→ What to work on: Repeat the listing that comes next, leaving nothing out and changing nothing.

**** Information given

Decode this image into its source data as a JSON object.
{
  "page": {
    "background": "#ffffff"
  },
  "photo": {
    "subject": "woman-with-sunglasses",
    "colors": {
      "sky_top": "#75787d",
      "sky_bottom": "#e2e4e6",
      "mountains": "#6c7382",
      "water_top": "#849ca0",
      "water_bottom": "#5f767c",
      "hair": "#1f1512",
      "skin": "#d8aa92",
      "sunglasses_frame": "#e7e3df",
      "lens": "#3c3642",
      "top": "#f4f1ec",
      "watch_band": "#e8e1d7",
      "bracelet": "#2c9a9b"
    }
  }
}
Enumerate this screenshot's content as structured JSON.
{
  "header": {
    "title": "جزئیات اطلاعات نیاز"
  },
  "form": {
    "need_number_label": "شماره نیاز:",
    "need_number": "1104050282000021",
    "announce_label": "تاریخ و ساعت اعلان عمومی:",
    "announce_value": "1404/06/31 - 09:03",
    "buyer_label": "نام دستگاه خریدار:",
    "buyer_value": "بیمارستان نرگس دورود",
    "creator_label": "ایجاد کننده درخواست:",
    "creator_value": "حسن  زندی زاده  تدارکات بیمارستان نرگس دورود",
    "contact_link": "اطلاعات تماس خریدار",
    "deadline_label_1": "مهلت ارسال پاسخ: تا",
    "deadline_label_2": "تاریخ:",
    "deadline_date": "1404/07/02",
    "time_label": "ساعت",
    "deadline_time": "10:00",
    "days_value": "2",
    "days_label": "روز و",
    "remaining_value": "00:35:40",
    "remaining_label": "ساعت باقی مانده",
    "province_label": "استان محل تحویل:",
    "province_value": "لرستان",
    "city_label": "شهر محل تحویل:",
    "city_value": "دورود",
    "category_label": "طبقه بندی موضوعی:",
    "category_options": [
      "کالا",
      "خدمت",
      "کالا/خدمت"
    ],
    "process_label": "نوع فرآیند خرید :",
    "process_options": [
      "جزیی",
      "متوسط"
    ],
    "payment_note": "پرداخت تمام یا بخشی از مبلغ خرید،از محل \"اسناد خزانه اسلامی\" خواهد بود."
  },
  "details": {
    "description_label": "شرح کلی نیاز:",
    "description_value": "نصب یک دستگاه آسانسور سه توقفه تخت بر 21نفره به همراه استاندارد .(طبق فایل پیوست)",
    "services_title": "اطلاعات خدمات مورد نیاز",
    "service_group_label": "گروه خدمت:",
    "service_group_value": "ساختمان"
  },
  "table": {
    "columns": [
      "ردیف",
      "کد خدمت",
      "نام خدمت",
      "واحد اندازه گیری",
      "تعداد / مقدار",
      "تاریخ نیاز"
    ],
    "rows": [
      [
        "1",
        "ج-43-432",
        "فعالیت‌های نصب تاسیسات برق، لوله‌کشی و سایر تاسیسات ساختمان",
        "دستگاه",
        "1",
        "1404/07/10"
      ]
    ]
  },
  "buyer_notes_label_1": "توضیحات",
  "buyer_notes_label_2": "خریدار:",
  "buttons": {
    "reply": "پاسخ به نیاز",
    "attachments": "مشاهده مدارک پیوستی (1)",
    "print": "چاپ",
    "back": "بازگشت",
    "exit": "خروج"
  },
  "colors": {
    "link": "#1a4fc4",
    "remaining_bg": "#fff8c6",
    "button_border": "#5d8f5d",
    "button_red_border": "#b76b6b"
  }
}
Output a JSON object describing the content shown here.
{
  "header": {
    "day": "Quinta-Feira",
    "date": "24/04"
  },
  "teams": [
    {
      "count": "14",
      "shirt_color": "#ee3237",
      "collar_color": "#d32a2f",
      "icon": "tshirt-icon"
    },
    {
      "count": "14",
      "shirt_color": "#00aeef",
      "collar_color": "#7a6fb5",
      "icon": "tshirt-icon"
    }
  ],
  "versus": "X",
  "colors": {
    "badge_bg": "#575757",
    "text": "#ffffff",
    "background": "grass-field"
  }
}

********

→ Solution for this problem:
Decode this image into its source data as a JSON object.
{
  "page": {
    "background": "#ffffff"
  },
  "photo": {
    "subject": "woman-with-sunglasses",
    "colors": {
      "sky_top": "#75787d",
      "sky_bottom": "#e2e4e6",
      "mountains": "#6c7382",
      "water_top": "#849ca0",
      "water_bottom": "#5f767c",
      "hair": "#1f1512",
      "skin": "#d8aa92",
      "sunglasses_frame": "#e7e3df",
      "lens": "#3c3642",
      "top": "#f4f1ec",
      "watch_band": "#e8e1d7",
      "bracelet": "#2c9a9b"
    }
  }
}
Enumerate this screenshot's content as structured JSON.
{
  "header": {
    "title": "جزئیات اطلاعات نیاز"
  },
  "form": {
    "need_number_label": "شماره نیاز:",
    "need_number": "1104050282000021",
    "announce_label": "تاریخ و ساعت اعلان عمومی:",
    "announce_value": "1404/06/31 - 09:03",
    "buyer_label": "نام دستگاه خریدار:",
    "buyer_value": "بیمارستان نرگس دورود",
    "creator_label": "ایجاد کننده درخواست:",
    "creator_value": "حسن  زندی زاده  تدارکات بیمارستان نرگس دورود",
    "contact_link": "اطلاعات تماس خریدار",
    "deadline_label_1": "مهلت ارسال پاسخ: تا",
    "deadline_label_2": "تاریخ:",
    "deadline_date": "1404/07/02",
    "time_label": "ساعت",
    "deadline_time": "10:00",
    "days_value": "2",
    "days_label": "روز و",
    "remaining_value": "00:35:40",
    "remaining_label": "ساعت باقی مانده",
    "province_label": "استان محل تحویل:",
    "province_value": "لرستان",
    "city_label": "شهر محل تحویل:",
    "city_value": "دورود",
    "category_label": "طبقه بندی موضوعی:",
    "category_options": [
      "کالا",
      "خدمت",
      "کالا/خدمت"
    ],
    "process_label": "نوع فرآیند خرید :",
    "process_options": [
      "جزیی",
      "متوسط"
    ],
    "payment_note": "پرداخت تمام یا بخشی از مبلغ خرید،از محل \"اسناد خزانه اسلامی\" خواهد بود."
  },
  "details": {
    "description_label": "شرح کلی نیاز:",
    "description_value": "نصب یک دستگاه آسانسور سه توقفه تخت بر 21نفره به همراه استاندارد .(طبق فایل پیوست)",
    "services_title": "اطلاعات خدمات مورد نیاز",
    "service_group_label": "گروه خدمت:",
    "service_group_value": "ساختمان"
  },
  "table": {
    "columns": [
      "ردیف",
      "کد خدمت",
      "نام خدمت",
      "واحد اندازه گیری",
      "تعداد / مقدار",
      "تاریخ نیاز"
    ],
    "rows": [
      [
        "1",
        "ج-43-432",
        "فعالیت‌های نصب تاسیسات برق، لوله‌کشی و سایر تاسیسات ساختمان",
        "دستگاه",
        "1",
        "1404/07/10"
      ]
    ]
  },
  "buyer_notes_label_1": "توضیحات",
  "buyer_notes_label_2": "خریدار:",
  "buttons": {
    "reply": "پاسخ به نیاز",
    "attachments": "مشاهده مدارک پیوستی (1)",
    "print": "چاپ",
    "back": "بازگشت",
    "exit": "خروج"
  },
  "colors": {
    "link": "#1a4fc4",
    "remaining_bg": "#fff8c6",
    "button_border": "#5d8f5d",
    "button_red_border": "#b76b6b"
  }
}
Output a JSON object describing the content shown here.
{
  "header": {
    "day": "Quinta-Feira",
    "date": "24/04"
  },
  "teams": [
    {
      "count": "14",
      "shirt_color": "#ee3237",
      "collar_color": "#d32a2f",
      "icon": "tshirt-icon"
    },
    {
      "count": "14",
      "shirt_color": "#00aeef",
      "collar_color": "#7a6fb5",
      "icon": "tshirt-icon"
    }
  ],
  "versus": "X",
  "colors": {
    "badge_bg": "#575757",
    "text": "#ffffff",
    "background": "grass-field"
  }
}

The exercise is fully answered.